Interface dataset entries
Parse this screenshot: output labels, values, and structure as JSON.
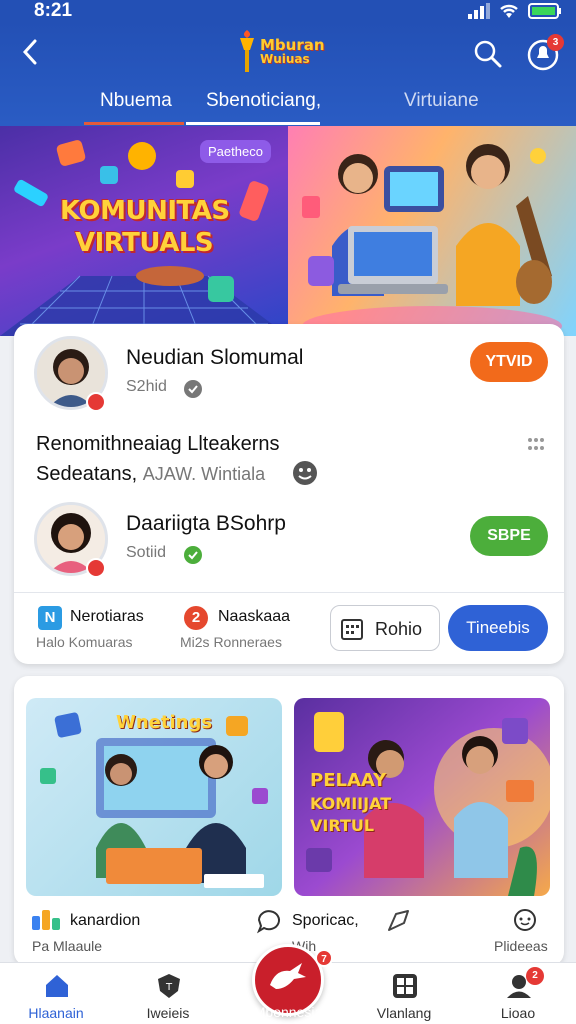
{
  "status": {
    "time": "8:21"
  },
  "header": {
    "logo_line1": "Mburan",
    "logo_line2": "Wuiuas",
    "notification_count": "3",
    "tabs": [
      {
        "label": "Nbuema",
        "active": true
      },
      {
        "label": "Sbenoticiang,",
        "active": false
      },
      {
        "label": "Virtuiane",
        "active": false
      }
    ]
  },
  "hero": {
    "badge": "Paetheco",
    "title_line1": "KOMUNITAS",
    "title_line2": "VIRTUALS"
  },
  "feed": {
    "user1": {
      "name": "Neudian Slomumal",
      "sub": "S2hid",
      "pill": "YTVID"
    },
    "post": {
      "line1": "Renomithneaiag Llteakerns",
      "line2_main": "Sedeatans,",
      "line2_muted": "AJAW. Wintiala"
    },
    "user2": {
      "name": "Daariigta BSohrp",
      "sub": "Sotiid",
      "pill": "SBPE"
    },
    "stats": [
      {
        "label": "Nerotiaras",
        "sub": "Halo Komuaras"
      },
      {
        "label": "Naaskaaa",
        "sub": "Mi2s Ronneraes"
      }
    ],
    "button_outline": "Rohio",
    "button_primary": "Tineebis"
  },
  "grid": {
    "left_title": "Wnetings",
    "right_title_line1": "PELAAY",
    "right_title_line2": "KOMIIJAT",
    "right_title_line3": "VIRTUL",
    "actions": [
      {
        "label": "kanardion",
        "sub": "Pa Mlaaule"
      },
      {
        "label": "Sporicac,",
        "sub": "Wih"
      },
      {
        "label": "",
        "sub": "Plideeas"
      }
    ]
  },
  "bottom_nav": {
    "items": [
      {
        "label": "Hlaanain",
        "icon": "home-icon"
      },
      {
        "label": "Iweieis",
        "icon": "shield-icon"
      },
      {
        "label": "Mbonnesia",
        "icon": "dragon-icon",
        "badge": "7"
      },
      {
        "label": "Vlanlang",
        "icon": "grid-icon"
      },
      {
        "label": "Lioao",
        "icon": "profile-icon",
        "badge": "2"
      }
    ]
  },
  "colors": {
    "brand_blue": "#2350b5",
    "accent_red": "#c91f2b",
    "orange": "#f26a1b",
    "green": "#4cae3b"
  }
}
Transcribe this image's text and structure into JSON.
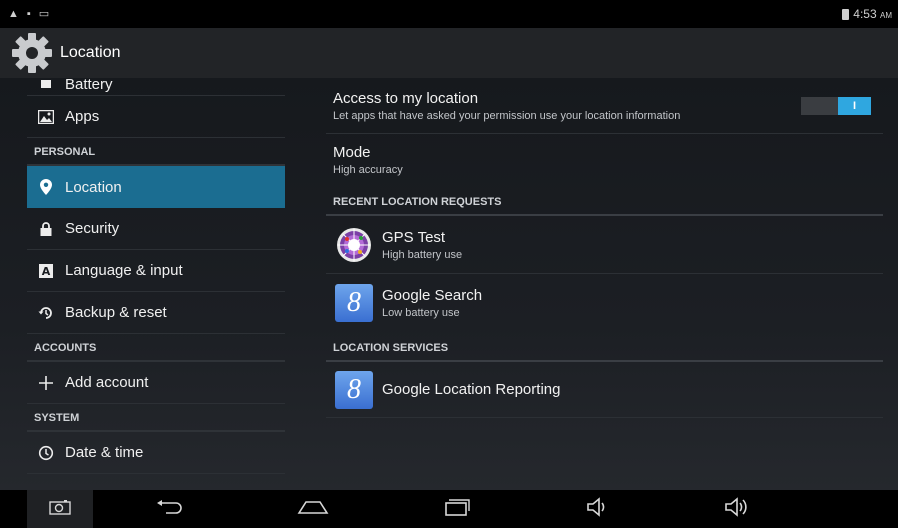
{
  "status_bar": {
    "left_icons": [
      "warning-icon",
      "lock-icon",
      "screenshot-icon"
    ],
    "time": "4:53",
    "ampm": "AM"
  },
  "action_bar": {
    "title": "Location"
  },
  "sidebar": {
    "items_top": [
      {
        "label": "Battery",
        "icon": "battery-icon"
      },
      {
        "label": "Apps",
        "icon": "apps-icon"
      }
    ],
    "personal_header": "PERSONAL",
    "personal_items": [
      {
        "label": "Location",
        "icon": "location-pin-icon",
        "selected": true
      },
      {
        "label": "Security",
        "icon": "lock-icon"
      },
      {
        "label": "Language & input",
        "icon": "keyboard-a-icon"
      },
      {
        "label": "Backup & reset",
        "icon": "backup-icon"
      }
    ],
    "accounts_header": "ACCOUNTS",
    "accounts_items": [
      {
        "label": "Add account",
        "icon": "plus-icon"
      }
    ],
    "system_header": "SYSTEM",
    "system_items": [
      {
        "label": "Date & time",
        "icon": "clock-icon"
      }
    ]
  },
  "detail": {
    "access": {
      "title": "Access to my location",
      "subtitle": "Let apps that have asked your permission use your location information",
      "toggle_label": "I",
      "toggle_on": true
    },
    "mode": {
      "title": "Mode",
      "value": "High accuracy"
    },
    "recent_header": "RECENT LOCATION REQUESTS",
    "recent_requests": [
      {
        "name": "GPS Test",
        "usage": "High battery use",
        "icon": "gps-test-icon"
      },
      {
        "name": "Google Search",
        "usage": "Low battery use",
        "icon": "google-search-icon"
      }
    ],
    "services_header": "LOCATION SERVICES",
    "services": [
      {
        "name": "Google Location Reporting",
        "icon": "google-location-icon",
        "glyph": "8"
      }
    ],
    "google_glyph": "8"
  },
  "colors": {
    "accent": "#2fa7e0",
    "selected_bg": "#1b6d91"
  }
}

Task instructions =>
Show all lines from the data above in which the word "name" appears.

Response to this exercise =>
      "name": "Neudian Slomumal",
      "name": "Daariigta BSohrp",
        "name": "GPS Test",
        "name": "Google Search",
        "name": "Google Location Reporting",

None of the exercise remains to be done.